··· Listed records
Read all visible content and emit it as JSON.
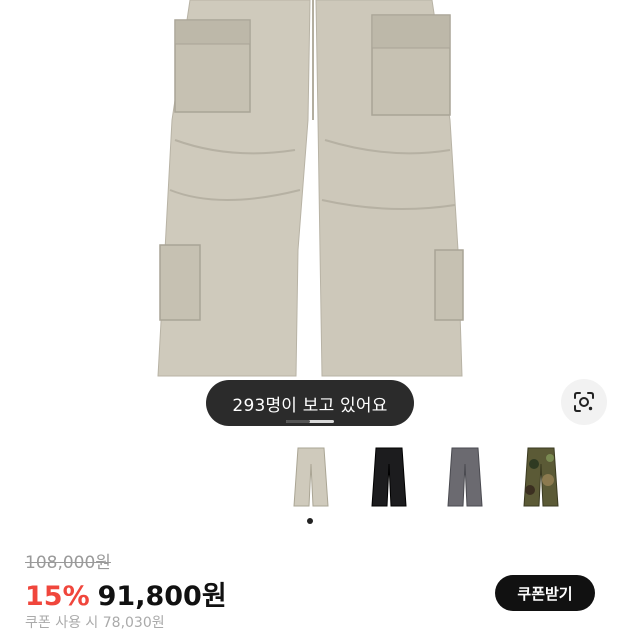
{
  "product": {
    "viewers_text": "293명이 보고 있어요",
    "lens_icon": "google-lens-icon",
    "image_position": 0.5,
    "colors": {
      "beige": "#cfcabc",
      "black": "#1c1c1e",
      "gray": "#6b6a70",
      "camo": "#5b5a36"
    },
    "selected_color_index": 0
  },
  "pricing": {
    "original_price": "108,000원",
    "discount": "15%",
    "price": "91,800원",
    "coupon_button": "쿠폰받기",
    "coupon_note": "쿠폰 사용 시 78,030원"
  },
  "theme": {
    "discount_color": "#f0463c",
    "button_bg": "#111111"
  }
}
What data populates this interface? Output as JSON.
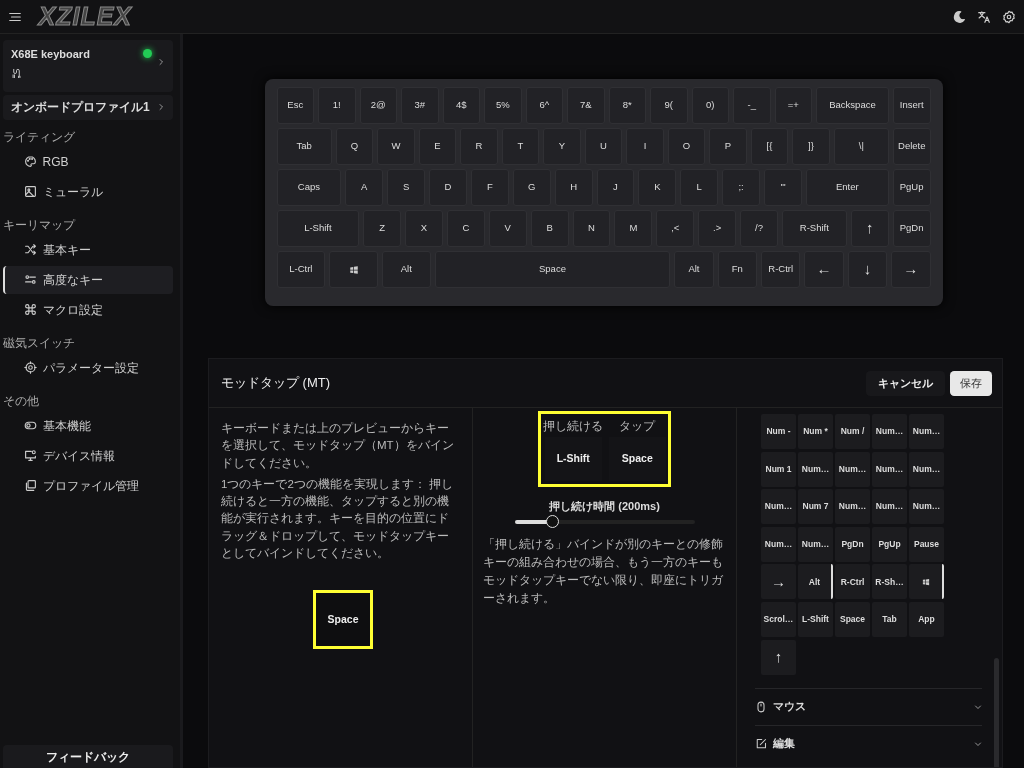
{
  "topbar": {
    "logo": "XZILEX"
  },
  "sidebar": {
    "device": {
      "name": "X68E keyboard",
      "connected": true
    },
    "profile": "オンボードプロファイル1",
    "sections": [
      {
        "title": "ライティング",
        "items": [
          {
            "label": "RGB",
            "selected": false
          },
          {
            "label": "ミューラル",
            "selected": false
          }
        ]
      },
      {
        "title": "キーリマップ",
        "items": [
          {
            "label": "基本キー",
            "selected": false
          },
          {
            "label": "高度なキー",
            "selected": true
          },
          {
            "label": "マクロ設定",
            "selected": false
          }
        ]
      },
      {
        "title": "磁気スイッチ",
        "items": [
          {
            "label": "パラメーター設定",
            "selected": false
          }
        ]
      },
      {
        "title": "その他",
        "items": [
          {
            "label": "基本機能",
            "selected": false
          },
          {
            "label": "デバイス情報",
            "selected": false
          },
          {
            "label": "プロファイル管理",
            "selected": false
          }
        ]
      }
    ],
    "feedback": "フィードバック"
  },
  "keyboard": {
    "rows": [
      {
        "keys": [
          {
            "label": "Esc"
          },
          {
            "label": "1!"
          },
          {
            "label": "2@"
          },
          {
            "label": "3#"
          },
          {
            "label": "4$"
          },
          {
            "label": "5%"
          },
          {
            "label": "6^"
          },
          {
            "label": "7&"
          },
          {
            "label": "8*"
          },
          {
            "label": "9("
          },
          {
            "label": "0)"
          },
          {
            "label": "-_"
          },
          {
            "label": "=+"
          },
          {
            "label": "Backspace"
          },
          {
            "label": "Insert"
          }
        ]
      },
      {
        "keys": [
          {
            "label": "Tab"
          },
          {
            "label": "Q"
          },
          {
            "label": "W"
          },
          {
            "label": "E"
          },
          {
            "label": "R"
          },
          {
            "label": "T"
          },
          {
            "label": "Y"
          },
          {
            "label": "U"
          },
          {
            "label": "I"
          },
          {
            "label": "O"
          },
          {
            "label": "P"
          },
          {
            "label": "[{"
          },
          {
            "label": "]}"
          },
          {
            "label": "\\|"
          },
          {
            "label": "Delete"
          }
        ]
      },
      {
        "keys": [
          {
            "label": "Caps"
          },
          {
            "label": "A"
          },
          {
            "label": "S"
          },
          {
            "label": "D"
          },
          {
            "label": "F"
          },
          {
            "label": "G"
          },
          {
            "label": "H"
          },
          {
            "label": "J"
          },
          {
            "label": "K"
          },
          {
            "label": "L"
          },
          {
            "label": ";:"
          },
          {
            "label": "'\""
          },
          {
            "label": "Enter"
          },
          {
            "label": "PgUp"
          }
        ]
      },
      {
        "keys": [
          {
            "label": "L-Shift"
          },
          {
            "label": "Z"
          },
          {
            "label": "X"
          },
          {
            "label": "C"
          },
          {
            "label": "V"
          },
          {
            "label": "B"
          },
          {
            "label": "N"
          },
          {
            "label": "M"
          },
          {
            "label": ",<"
          },
          {
            "label": ".>"
          },
          {
            "label": "/?"
          },
          {
            "label": "R-Shift"
          },
          {
            "label": "↑"
          },
          {
            "label": "PgDn"
          }
        ]
      },
      {
        "keys": [
          {
            "label": "L-Ctrl"
          },
          {
            "kind": "windows"
          },
          {
            "label": "Alt"
          },
          {
            "label": "Space"
          },
          {
            "label": "Alt"
          },
          {
            "label": "Fn"
          },
          {
            "label": "R-Ctrl"
          },
          {
            "label": "←"
          },
          {
            "label": "↓"
          },
          {
            "label": "→"
          }
        ]
      }
    ]
  },
  "panel": {
    "title": "モッドタップ (MT)",
    "buttons": [
      {
        "label": "キャンセル",
        "kind": "secondary"
      },
      {
        "label": "保存",
        "kind": "primary"
      }
    ],
    "instructions": [
      "キーボードまたは上のプレビューからキーを選択して、モッドタップ（MT）をバインドしてください。",
      "1つのキーで2つの機能を実現します： 押し続けると一方の機能、タップすると別の機能が実行されます。キーを目的の位置にドラッグ＆ドロップして、モッドタップキーとしてバインドしてください。"
    ],
    "selected_key": {
      "label": "Space",
      "highlighted": true
    },
    "binding": {
      "highlighted": true,
      "slots": [
        {
          "caption": "押し続ける",
          "key": "L-Shift"
        },
        {
          "caption": "タップ",
          "key": "Space"
        }
      ]
    },
    "hold_time": {
      "label": "押し続け時間 (200ms)",
      "level": 0.21
    },
    "note": "「押し続ける」バインドが別のキーとの修飾キーの組み合わせの場合、もう一方のキーもモッドタップキーでない限り、即座にトリガーされます。",
    "key_grid": [
      {
        "label": "Num -",
        "marked": false
      },
      {
        "label": "Num *",
        "marked": false
      },
      {
        "label": "Num /",
        "marked": false
      },
      {
        "label": "Num…",
        "marked": false
      },
      {
        "label": "Num…",
        "marked": false
      },
      {
        "label": "Num 1",
        "marked": false
      },
      {
        "label": "Num…",
        "marked": false
      },
      {
        "label": "Num…",
        "marked": false
      },
      {
        "label": "Num…",
        "marked": false
      },
      {
        "label": "Num…",
        "marked": false
      },
      {
        "label": "Num…",
        "marked": false
      },
      {
        "label": "Num 7",
        "marked": false
      },
      {
        "label": "Num…",
        "marked": false
      },
      {
        "label": "Num…",
        "marked": false
      },
      {
        "label": "Num…",
        "marked": false
      },
      {
        "label": "Num…",
        "marked": false
      },
      {
        "label": "Num…",
        "marked": false
      },
      {
        "label": "PgDn",
        "marked": false
      },
      {
        "label": "PgUp",
        "marked": false
      },
      {
        "label": "Pause",
        "marked": false
      },
      {
        "label": "→",
        "marked": false
      },
      {
        "label": "Alt",
        "marked": true
      },
      {
        "label": "R-Ctrl",
        "marked": false
      },
      {
        "label": "R-Sh…",
        "marked": false
      },
      {
        "kind": "windows",
        "marked": true
      },
      {
        "label": "Scrol…",
        "marked": false
      },
      {
        "label": "L-Shift",
        "marked": false
      },
      {
        "label": "Space",
        "marked": false
      },
      {
        "label": "Tab",
        "marked": false
      },
      {
        "label": "App",
        "marked": false
      },
      {
        "label": "↑",
        "marked": false
      }
    ],
    "accordions": [
      {
        "label": "マウス",
        "expanded": false
      },
      {
        "label": "編集",
        "expanded": false
      }
    ]
  }
}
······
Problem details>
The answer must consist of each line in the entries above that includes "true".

Task response>
      "connected": true
            "selected": true
      "highlighted": true
      "highlighted": true,
        "marked": true
        "marked": true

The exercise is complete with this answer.